** Opening THE DATA block **

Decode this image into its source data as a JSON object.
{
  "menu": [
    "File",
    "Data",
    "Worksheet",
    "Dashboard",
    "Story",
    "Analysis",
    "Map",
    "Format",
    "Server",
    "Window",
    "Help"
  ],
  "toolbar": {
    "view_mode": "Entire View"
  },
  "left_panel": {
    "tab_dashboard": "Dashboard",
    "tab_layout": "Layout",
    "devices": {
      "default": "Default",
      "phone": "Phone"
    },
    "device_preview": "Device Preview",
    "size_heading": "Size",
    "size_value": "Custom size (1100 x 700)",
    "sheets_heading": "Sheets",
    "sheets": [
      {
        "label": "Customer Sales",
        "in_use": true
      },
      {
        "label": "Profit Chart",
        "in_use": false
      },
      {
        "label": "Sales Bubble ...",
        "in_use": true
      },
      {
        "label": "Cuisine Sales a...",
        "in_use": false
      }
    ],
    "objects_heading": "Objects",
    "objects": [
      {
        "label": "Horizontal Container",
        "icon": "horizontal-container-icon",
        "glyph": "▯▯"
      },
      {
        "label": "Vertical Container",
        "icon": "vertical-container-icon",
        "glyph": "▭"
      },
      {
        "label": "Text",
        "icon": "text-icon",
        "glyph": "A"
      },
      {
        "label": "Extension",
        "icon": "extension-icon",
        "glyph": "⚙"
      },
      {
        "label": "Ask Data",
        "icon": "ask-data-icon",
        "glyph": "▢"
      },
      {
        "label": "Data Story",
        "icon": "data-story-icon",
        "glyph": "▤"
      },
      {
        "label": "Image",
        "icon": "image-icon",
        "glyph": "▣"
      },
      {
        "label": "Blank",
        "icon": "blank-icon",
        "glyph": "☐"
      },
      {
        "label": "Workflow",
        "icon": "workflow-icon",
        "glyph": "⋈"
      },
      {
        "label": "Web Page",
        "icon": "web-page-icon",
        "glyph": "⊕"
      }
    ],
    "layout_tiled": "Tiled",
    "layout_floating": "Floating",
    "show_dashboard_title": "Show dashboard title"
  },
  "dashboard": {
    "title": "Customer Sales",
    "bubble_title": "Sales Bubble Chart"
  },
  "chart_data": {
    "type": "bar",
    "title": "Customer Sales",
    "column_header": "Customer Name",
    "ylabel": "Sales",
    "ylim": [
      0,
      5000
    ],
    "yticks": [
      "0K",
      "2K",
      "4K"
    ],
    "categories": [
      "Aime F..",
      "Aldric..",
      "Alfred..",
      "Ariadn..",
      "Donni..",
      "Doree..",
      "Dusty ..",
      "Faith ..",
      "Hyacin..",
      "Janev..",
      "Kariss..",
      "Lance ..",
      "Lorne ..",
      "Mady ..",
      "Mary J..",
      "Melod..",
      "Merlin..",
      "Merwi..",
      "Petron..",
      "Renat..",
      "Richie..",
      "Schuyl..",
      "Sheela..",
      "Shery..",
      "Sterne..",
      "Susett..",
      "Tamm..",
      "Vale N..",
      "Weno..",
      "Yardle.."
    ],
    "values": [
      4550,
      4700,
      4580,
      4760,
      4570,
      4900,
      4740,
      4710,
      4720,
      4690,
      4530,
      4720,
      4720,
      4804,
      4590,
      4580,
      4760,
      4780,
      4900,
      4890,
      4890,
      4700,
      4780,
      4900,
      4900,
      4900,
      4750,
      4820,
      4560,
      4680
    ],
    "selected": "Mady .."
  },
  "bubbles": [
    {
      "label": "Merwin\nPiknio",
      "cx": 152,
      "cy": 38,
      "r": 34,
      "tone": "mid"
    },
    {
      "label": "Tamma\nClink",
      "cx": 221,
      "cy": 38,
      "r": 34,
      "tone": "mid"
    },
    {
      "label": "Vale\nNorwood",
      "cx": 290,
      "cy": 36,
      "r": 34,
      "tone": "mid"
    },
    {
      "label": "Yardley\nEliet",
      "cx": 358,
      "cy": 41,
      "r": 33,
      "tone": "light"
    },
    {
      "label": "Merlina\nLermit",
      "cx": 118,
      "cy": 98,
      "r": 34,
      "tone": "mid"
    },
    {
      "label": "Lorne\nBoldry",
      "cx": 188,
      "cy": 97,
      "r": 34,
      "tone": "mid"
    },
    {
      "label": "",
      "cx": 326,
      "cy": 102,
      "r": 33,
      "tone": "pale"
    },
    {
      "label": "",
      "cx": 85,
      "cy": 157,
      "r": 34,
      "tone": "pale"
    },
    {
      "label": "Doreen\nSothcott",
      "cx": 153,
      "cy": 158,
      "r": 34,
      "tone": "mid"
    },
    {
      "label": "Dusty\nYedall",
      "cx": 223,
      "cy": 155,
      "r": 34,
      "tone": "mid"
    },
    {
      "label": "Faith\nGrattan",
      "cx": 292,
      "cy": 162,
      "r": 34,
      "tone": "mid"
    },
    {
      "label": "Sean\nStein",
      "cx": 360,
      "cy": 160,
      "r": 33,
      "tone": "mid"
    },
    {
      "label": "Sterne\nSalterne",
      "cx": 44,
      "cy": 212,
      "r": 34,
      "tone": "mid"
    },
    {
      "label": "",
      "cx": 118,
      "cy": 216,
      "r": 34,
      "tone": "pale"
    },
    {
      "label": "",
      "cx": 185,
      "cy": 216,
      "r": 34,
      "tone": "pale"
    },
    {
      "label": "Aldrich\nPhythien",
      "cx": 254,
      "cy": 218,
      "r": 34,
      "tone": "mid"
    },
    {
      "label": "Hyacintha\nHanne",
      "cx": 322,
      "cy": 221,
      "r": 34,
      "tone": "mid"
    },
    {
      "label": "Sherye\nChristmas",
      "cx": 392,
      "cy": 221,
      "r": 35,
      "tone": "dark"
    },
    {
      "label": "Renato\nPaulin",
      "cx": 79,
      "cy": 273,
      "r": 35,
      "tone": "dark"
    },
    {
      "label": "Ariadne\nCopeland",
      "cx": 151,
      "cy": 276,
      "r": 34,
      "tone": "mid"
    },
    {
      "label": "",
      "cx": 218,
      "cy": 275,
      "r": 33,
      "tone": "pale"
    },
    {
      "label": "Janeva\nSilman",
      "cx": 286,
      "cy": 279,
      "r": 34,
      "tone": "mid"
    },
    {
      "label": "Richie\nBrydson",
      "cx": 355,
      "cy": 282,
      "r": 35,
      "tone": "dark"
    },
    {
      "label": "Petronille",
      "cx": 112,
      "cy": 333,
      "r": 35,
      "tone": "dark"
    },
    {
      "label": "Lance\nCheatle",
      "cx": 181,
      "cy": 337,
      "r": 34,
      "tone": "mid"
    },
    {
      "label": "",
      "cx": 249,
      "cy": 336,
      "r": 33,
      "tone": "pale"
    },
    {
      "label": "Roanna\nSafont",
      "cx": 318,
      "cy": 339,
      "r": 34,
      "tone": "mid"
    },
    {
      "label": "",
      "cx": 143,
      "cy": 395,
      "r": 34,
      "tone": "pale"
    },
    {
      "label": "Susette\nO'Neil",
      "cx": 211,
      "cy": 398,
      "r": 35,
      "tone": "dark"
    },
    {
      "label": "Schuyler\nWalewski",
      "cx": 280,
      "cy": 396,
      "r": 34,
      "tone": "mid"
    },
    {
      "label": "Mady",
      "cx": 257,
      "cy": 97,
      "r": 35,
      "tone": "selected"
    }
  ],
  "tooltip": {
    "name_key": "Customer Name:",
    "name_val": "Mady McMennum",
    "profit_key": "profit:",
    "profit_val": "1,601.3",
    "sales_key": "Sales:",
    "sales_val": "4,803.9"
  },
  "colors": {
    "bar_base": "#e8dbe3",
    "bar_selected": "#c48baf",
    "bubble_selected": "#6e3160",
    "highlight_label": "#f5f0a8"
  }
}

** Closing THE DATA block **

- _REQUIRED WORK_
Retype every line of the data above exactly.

- _ANSWER FOR THIS EXERCISE_
Decode this image into its source data as a JSON object.
{
  "menu": [
    "File",
    "Data",
    "Worksheet",
    "Dashboard",
    "Story",
    "Analysis",
    "Map",
    "Format",
    "Server",
    "Window",
    "Help"
  ],
  "toolbar": {
    "view_mode": "Entire View"
  },
  "left_panel": {
    "tab_dashboard": "Dashboard",
    "tab_layout": "Layout",
    "devices": {
      "default": "Default",
      "phone": "Phone"
    },
    "device_preview": "Device Preview",
    "size_heading": "Size",
    "size_value": "Custom size (1100 x 700)",
    "sheets_heading": "Sheets",
    "sheets": [
      {
        "label": "Customer Sales",
        "in_use": true
      },
      {
        "label": "Profit Chart",
        "in_use": false
      },
      {
        "label": "Sales Bubble ...",
        "in_use": true
      },
      {
        "label": "Cuisine Sales a...",
        "in_use": false
      }
    ],
    "objects_heading": "Objects",
    "objects": [
      {
        "label": "Horizontal Container",
        "icon": "horizontal-container-icon",
        "glyph": "▯▯"
      },
      {
        "label": "Vertical Container",
        "icon": "vertical-container-icon",
        "glyph": "▭"
      },
      {
        "label": "Text",
        "icon": "text-icon",
        "glyph": "A"
      },
      {
        "label": "Extension",
        "icon": "extension-icon",
        "glyph": "⚙"
      },
      {
        "label": "Ask Data",
        "icon": "ask-data-icon",
        "glyph": "▢"
      },
      {
        "label": "Data Story",
        "icon": "data-story-icon",
        "glyph": "▤"
      },
      {
        "label": "Image",
        "icon": "image-icon",
        "glyph": "▣"
      },
      {
        "label": "Blank",
        "icon": "blank-icon",
        "glyph": "☐"
      },
      {
        "label": "Workflow",
        "icon": "workflow-icon",
        "glyph": "⋈"
      },
      {
        "label": "Web Page",
        "icon": "web-page-icon",
        "glyph": "⊕"
      }
    ],
    "layout_tiled": "Tiled",
    "layout_floating": "Floating",
    "show_dashboard_title": "Show dashboard title"
  },
  "dashboard": {
    "title": "Customer Sales",
    "bubble_title": "Sales Bubble Chart"
  },
  "chart_data": {
    "type": "bar",
    "title": "Customer Sales",
    "column_header": "Customer Name",
    "ylabel": "Sales",
    "ylim": [
      0,
      5000
    ],
    "yticks": [
      "0K",
      "2K",
      "4K"
    ],
    "categories": [
      "Aime F..",
      "Aldric..",
      "Alfred..",
      "Ariadn..",
      "Donni..",
      "Doree..",
      "Dusty ..",
      "Faith ..",
      "Hyacin..",
      "Janev..",
      "Kariss..",
      "Lance ..",
      "Lorne ..",
      "Mady ..",
      "Mary J..",
      "Melod..",
      "Merlin..",
      "Merwi..",
      "Petron..",
      "Renat..",
      "Richie..",
      "Schuyl..",
      "Sheela..",
      "Shery..",
      "Sterne..",
      "Susett..",
      "Tamm..",
      "Vale N..",
      "Weno..",
      "Yardle.."
    ],
    "values": [
      4550,
      4700,
      4580,
      4760,
      4570,
      4900,
      4740,
      4710,
      4720,
      4690,
      4530,
      4720,
      4720,
      4804,
      4590,
      4580,
      4760,
      4780,
      4900,
      4890,
      4890,
      4700,
      4780,
      4900,
      4900,
      4900,
      4750,
      4820,
      4560,
      4680
    ],
    "selected": "Mady .."
  },
  "bubbles": [
    {
      "label": "Merwin\nPiknio",
      "cx": 152,
      "cy": 38,
      "r": 34,
      "tone": "mid"
    },
    {
      "label": "Tamma\nClink",
      "cx": 221,
      "cy": 38,
      "r": 34,
      "tone": "mid"
    },
    {
      "label": "Vale\nNorwood",
      "cx": 290,
      "cy": 36,
      "r": 34,
      "tone": "mid"
    },
    {
      "label": "Yardley\nEliet",
      "cx": 358,
      "cy": 41,
      "r": 33,
      "tone": "light"
    },
    {
      "label": "Merlina\nLermit",
      "cx": 118,
      "cy": 98,
      "r": 34,
      "tone": "mid"
    },
    {
      "label": "Lorne\nBoldry",
      "cx": 188,
      "cy": 97,
      "r": 34,
      "tone": "mid"
    },
    {
      "label": "",
      "cx": 326,
      "cy": 102,
      "r": 33,
      "tone": "pale"
    },
    {
      "label": "",
      "cx": 85,
      "cy": 157,
      "r": 34,
      "tone": "pale"
    },
    {
      "label": "Doreen\nSothcott",
      "cx": 153,
      "cy": 158,
      "r": 34,
      "tone": "mid"
    },
    {
      "label": "Dusty\nYedall",
      "cx": 223,
      "cy": 155,
      "r": 34,
      "tone": "mid"
    },
    {
      "label": "Faith\nGrattan",
      "cx": 292,
      "cy": 162,
      "r": 34,
      "tone": "mid"
    },
    {
      "label": "Sean\nStein",
      "cx": 360,
      "cy": 160,
      "r": 33,
      "tone": "mid"
    },
    {
      "label": "Sterne\nSalterne",
      "cx": 44,
      "cy": 212,
      "r": 34,
      "tone": "mid"
    },
    {
      "label": "",
      "cx": 118,
      "cy": 216,
      "r": 34,
      "tone": "pale"
    },
    {
      "label": "",
      "cx": 185,
      "cy": 216,
      "r": 34,
      "tone": "pale"
    },
    {
      "label": "Aldrich\nPhythien",
      "cx": 254,
      "cy": 218,
      "r": 34,
      "tone": "mid"
    },
    {
      "label": "Hyacintha\nHanne",
      "cx": 322,
      "cy": 221,
      "r": 34,
      "tone": "mid"
    },
    {
      "label": "Sherye\nChristmas",
      "cx": 392,
      "cy": 221,
      "r": 35,
      "tone": "dark"
    },
    {
      "label": "Renato\nPaulin",
      "cx": 79,
      "cy": 273,
      "r": 35,
      "tone": "dark"
    },
    {
      "label": "Ariadne\nCopeland",
      "cx": 151,
      "cy": 276,
      "r": 34,
      "tone": "mid"
    },
    {
      "label": "",
      "cx": 218,
      "cy": 275,
      "r": 33,
      "tone": "pale"
    },
    {
      "label": "Janeva\nSilman",
      "cx": 286,
      "cy": 279,
      "r": 34,
      "tone": "mid"
    },
    {
      "label": "Richie\nBrydson",
      "cx": 355,
      "cy": 282,
      "r": 35,
      "tone": "dark"
    },
    {
      "label": "Petronille",
      "cx": 112,
      "cy": 333,
      "r": 35,
      "tone": "dark"
    },
    {
      "label": "Lance\nCheatle",
      "cx": 181,
      "cy": 337,
      "r": 34,
      "tone": "mid"
    },
    {
      "label": "",
      "cx": 249,
      "cy": 336,
      "r": 33,
      "tone": "pale"
    },
    {
      "label": "Roanna\nSafont",
      "cx": 318,
      "cy": 339,
      "r": 34,
      "tone": "mid"
    },
    {
      "label": "",
      "cx": 143,
      "cy": 395,
      "r": 34,
      "tone": "pale"
    },
    {
      "label": "Susette\nO'Neil",
      "cx": 211,
      "cy": 398,
      "r": 35,
      "tone": "dark"
    },
    {
      "label": "Schuyler\nWalewski",
      "cx": 280,
      "cy": 396,
      "r": 34,
      "tone": "mid"
    },
    {
      "label": "Mady",
      "cx": 257,
      "cy": 97,
      "r": 35,
      "tone": "selected"
    }
  ],
  "tooltip": {
    "name_key": "Customer Name:",
    "name_val": "Mady McMennum",
    "profit_key": "profit:",
    "profit_val": "1,601.3",
    "sales_key": "Sales:",
    "sales_val": "4,803.9"
  },
  "colors": {
    "bar_base": "#e8dbe3",
    "bar_selected": "#c48baf",
    "bubble_selected": "#6e3160",
    "highlight_label": "#f5f0a8"
  }
}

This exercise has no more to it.